Code:
proc LongTaskB:
  EnableInterrupts()
  ComputeLastDigitOfE()
end


Code:
proc Schedule:
  DisableInterrupts()
  SwitchTasks(next_task)
  EnableInterrupts()
end


  1. LongTaskA is started, and enables interrupts
  2. Keyboard key is pressed, IRQ handler calls Schedule(), for some reason LongTaskB is started and enables interrupts
  3. Time quant expires and Schedule() is called, LongTaskB is paused, LongTaskA resumes execution but does not re-enable interrupts, because it's in the middle of computing pi
  4. LongTaskA is never descheduled, because it does not use kernel resources (mutexes, IO, anything) and interrupts have not been enabled

Is this correct? I feel it's not, there's something I must be missing...


Top
 Profile  
 
 Post subject: Re: Troubles implementing multitasking
PostPosted: Fri Aug 10, 2018 4:45 am 
Offline
Member
Member
User avatar

Joined: Sat Jan 15, 2005 12:00 am
Posts: 8561
Location: At his keyboard!
Hi,

frabert wrote:
Ok I feel like I'm finally starting to understand the bigger picture. Here is what I've understood, and the places I'm still confused about:

Code:
proc LongTaskA:
  EnableInterrupts()
  ComputeLastDigitOfPi()
end


Code:
proc LongTaskB:
  EnableInterrupts()
  ComputeLastDigitOfE()
end


Code:
proc Schedule:
  DisableInterrupts()
  SwitchTasks(next_task)
  EnableInterrupts()
end


  1. LongTaskA is started, and enables interrupts
  2. Keyboard key is pressed, IRQ handler calls Schedule(), for some reason LongTaskB is started and enables interrupts
  3. Time quant expires and Schedule() is called, LongTaskB is paused, LongTaskA resumes execution but does not re-enable interrupts, because it's in the middle of computing pi
  4. LongTaskA is never descheduled, because it does not use kernel resources (mutexes, IO, anything) and interrupts have not been enabled

Is this correct? I feel it's not, there's something I must be missing...


It'd be more like:
  1. LongTaskA is started, and enables interrupts
  2. Keyboard key is pressed and keyboard IRQ handler interrupts LongTaskA, IRQ handler disables IRQs, then calls Schedule(), for some reason LongTaskB is started and enables interrupts
  3. Time quant expires causing a timer IRQ. Timer IRQ handler disables IRQs, does some stuff, then calls "schedule()". LongTaskB is paused, LongTaskA resumes execution in the middle of the keyboard IRQ handler (just after it called "schedule()" when it was running last). The keyboard IRQ handler enables IRQs and returns to LongTaskA (which continues computing pi)
  4. Time quant expires again causing annother timer IRQ. Timer IRQ handler disables IRQs, does some stuff, then calls "schedule()". LongTaskA is paused, LongTaskB resumes execution in the middle of the timer IRQ handler (just after it called "schedule()" when it was running last). The timer IRQ handler enables IRQs and returns to LongTaskB (which continues computing E)
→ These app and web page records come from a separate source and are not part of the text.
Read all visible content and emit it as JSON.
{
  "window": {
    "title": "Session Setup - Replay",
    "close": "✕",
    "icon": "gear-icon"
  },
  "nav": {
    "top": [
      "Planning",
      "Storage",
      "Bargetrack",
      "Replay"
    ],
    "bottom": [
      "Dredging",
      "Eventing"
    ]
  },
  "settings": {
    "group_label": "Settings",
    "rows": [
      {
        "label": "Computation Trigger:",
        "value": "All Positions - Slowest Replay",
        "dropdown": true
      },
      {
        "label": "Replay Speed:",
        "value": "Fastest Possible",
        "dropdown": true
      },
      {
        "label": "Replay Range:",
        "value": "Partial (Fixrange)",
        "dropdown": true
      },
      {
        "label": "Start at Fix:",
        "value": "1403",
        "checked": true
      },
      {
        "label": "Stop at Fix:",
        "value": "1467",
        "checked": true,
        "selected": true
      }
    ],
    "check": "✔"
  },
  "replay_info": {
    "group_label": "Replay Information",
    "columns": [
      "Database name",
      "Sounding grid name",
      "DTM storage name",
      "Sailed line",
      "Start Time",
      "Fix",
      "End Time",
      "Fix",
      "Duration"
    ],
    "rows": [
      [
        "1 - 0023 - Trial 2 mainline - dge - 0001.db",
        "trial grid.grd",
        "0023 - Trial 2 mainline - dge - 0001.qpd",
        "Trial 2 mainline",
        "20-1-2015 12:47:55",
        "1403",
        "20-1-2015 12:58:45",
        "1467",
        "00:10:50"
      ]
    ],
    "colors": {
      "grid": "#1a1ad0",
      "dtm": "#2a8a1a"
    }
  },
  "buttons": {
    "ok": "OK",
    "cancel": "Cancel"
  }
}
Note: A few days ago (after trying to figure out why so many people make "all task switches involve IRQs" assumptions) I decided that the main problem was that there simply aren't many good tutorials that explain multi-tasking. To fix this, I've spent the last few days trying to write one. Currently it needs proof reading, and I'd expect that there's many mistakes and lots of areas that need to be improved; but if you're willing to be an unsuspecting test subject you can find it here. :)
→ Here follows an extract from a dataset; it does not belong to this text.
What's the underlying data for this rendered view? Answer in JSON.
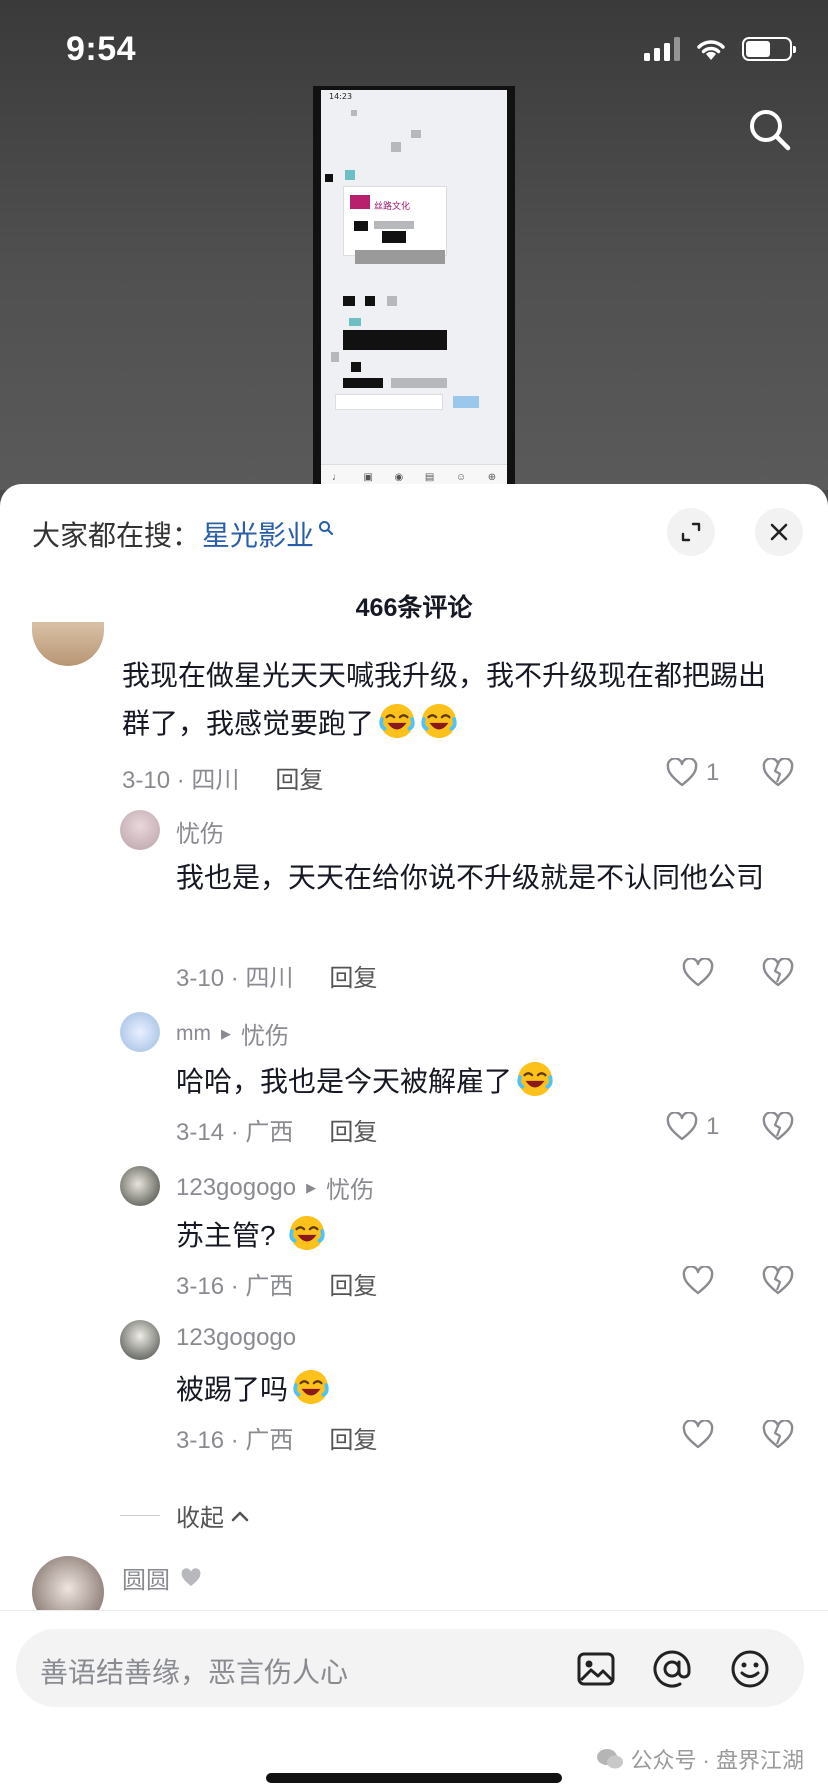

Cheers,

Brendan

_________________
For all things; perfection is, and will always remain, impossible to achieve in practice. However; by striving for perfection we create things that are as perfect as practically possible. Let the pursuit of perfection be our guide.


Top
 Profile  
 
 Post subject: Re: Troubles implementing multitasking
PostPosted: Fri Aug 10, 2018 7:57 am 
Offline
Member
Member
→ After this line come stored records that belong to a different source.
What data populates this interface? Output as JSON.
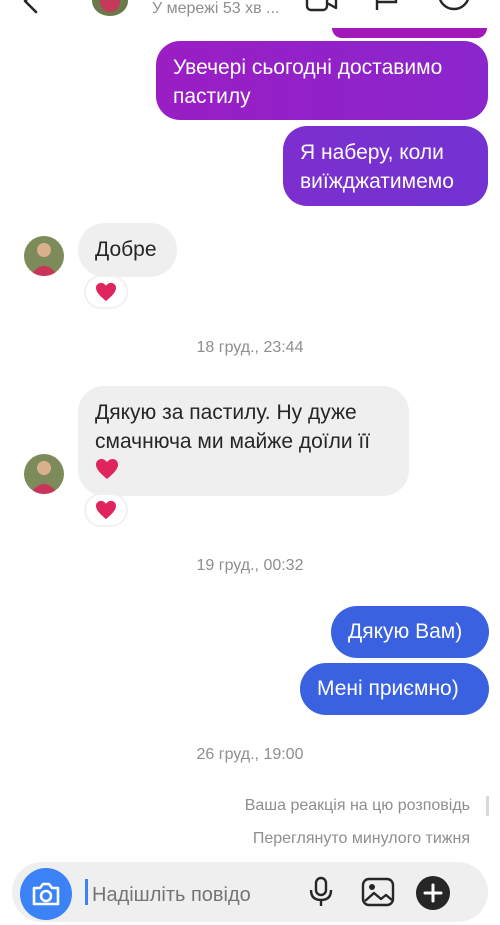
{
  "header": {
    "status": "У мережі 53 хв ..."
  },
  "messages": [
    {
      "side": "out",
      "text": "Увечері сьогодні доставимо пастилу"
    },
    {
      "side": "out",
      "text": "Я наберу, коли виїжджатимемо"
    },
    {
      "side": "in",
      "text": "Добре",
      "reaction": "heart"
    },
    {
      "side": "in",
      "text": "Дякую за пастилу. Ну дуже смачнюча ми майже доїли її",
      "reaction": "heart"
    },
    {
      "side": "out",
      "text": "Дякую Вам)"
    },
    {
      "side": "out",
      "text": "Мені приємно)"
    }
  ],
  "timestamps": [
    "18 груд., 23:44",
    "19 груд., 00:32",
    "26 груд., 19:00"
  ],
  "meta": {
    "reaction_note": "Ваша реакція на цю розповідь",
    "seen": "Переглянуто минулого тижня"
  },
  "composer": {
    "placeholder": "Надішліть повідо"
  },
  "icons": {
    "back": "chevron-left-icon",
    "video": "video-call-icon",
    "flag": "flag-icon",
    "info": "info-icon",
    "camera": "camera-icon",
    "mic": "microphone-icon",
    "gallery": "gallery-icon",
    "plus": "plus-icon",
    "reaction": "heart-icon"
  },
  "colors": {
    "outgoing_purple": "#9a1ec4",
    "outgoing_blue": "#3a62e0",
    "incoming_gray": "#efefef",
    "camera_button": "#3b82f6",
    "heart": "#e0245e"
  }
}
Joined: Wed Jul 25, 2018 2:47 pm
Posts: 36
Location: Pizzaland, Southern Europe
That's awesome, that's going on the read list right now =D>


Top
 Profile  
 
Display posts from previous:  Sort by  
Post new topic Reply to topic  [ 34 posts ]  Go to page Previous  1, 2, 3  Next

All times are UTC - 6 hours


Who is online

Users browsing this forum: alberinfo, JAAman, Schol-R-LEA and 11 guests


You cannot post new topics in this forum
You cannot reply to topics in this forum
You cannot edit your posts in this forum
You cannot delete your posts in this forum
You cannot post attachments in this forum

Search for:
Jump to:  
Powered by phpBB © 2000, 2002, 2005, 2007 phpBB Group